A child was born with a screw in his belly button.
He was always told, “Never touch that screw!”
When he asked, “Why not?”, no one knew the answer.
Finally, as a teenager, he couldn’t stand it any more and unscrewed it…
And his butt fell off.
I agree with others that those screws are for cosmetic purpose only. Beadlock wheels usually have 24 beadlock bolts to install an outer ring for off-road purposes.
FYI, Wrinklewall, TSM, not Ripplewall.
Look down in the Drag Racing Slicks section.
An an add to your discussion of bead-lock wheels. Some off-road wheels are designed with a bolt-on outer section to allow you to more easily hand-mount tires in the field by un-bolting the outer flange that carries the bead area. Like these;
FYI, I’ve never heard them called wrinklewall.
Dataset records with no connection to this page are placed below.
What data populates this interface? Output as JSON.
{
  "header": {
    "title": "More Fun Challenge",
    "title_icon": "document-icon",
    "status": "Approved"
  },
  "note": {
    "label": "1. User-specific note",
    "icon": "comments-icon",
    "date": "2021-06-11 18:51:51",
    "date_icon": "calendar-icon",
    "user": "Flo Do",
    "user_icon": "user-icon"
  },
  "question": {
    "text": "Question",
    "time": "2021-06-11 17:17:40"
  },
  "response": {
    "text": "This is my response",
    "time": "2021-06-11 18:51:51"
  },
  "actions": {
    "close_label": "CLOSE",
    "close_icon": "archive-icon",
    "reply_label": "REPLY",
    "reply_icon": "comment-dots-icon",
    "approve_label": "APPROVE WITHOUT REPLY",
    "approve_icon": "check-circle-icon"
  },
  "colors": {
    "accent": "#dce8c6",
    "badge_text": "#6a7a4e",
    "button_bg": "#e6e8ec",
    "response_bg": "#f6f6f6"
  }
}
Where I’m from they’re called ripplewalls.
And I was stationed with buddies from other parts of the country that also called them ripplewalls.
To quote a former Secretary of State, “what difference does it make?”
Well, to be fair, you should use the entire quotation, namely, “At this point, what difference does it make?”.
LOL, fair enough.
Those are likely cosmetic touches on that wheel in the OP pic…
It’s also the rage right now to have fake beadlock rims, though that doesn’t look like them–I just thought I’d throw that out there while we’re on the subject of fancy-schmancy wheels.
Beadlock rims on 4x4 trail rigs are typically used due to the low tire pressures used off road. I usually air down to 12 lbs or so when I’m trail riding and it’s not uncommon for people to run lower pressures than that. Here’s a shot of a real beadlock rim.
Really, no difference. I didn’t know the term was regional, I’d always read it as “wrinklewall” in magazines.
It’s not regional, that’s what they’re called- wrinklewalls.
I know plenty of people involved in the sport from around the country- nobody has ever called them anything else. That’s what the manufacturer’s call them as well.
Fine. If you want it your way, have it your way. I accept the slang term wrinklewall, but apparently you two cannot accept the slang term ripplewall. That’s sad.
Perhaps you both just need to get out and travel the country more. You might learn something. You might even learn that slang varies.
End of discussion.
You have pulled this same line out before. It’s getting old. Your buddies in the military are the source of all wisdom and terminology…
Wrinklewall isn’t slang, it’s the actual name given to them by the people that make them.
Here’s an exceprt directly from Goodyear, the people that make the tire in your photo-
And since you can’t read my post the first time, I already said that I have plenty of friends through actual drag racing from all parts of the US and spent many years in the sport and conversing through chat boards with people from all over. NO ONE has EVER called one a ripplewall…
I think the more likely reason is you twisted it up in your own mind over time and can’t seem to admit it. What’s sad is when someone just can’t bring themselves to admit they are dead wrong and cling to an illusion in their mind…
I have nothing else to say on the subject. I don’t have a problem with other slang terms. If you do, that’s your problem.
I’m also sorry you never got to serve. Living with others from all over the country, serving in different and living in parts of the country, and spending time in other countries of the world greatly broadens ones acceptance of differences.
When your posts become personal attacks, and they often do, at that point I bow out of the discussion. I’m sorry you can’t deal with that. But that isn’t my problem. I’m interested in discussing cars. Not engaging in or getting drawn into personal attacks.
Now, on to cars.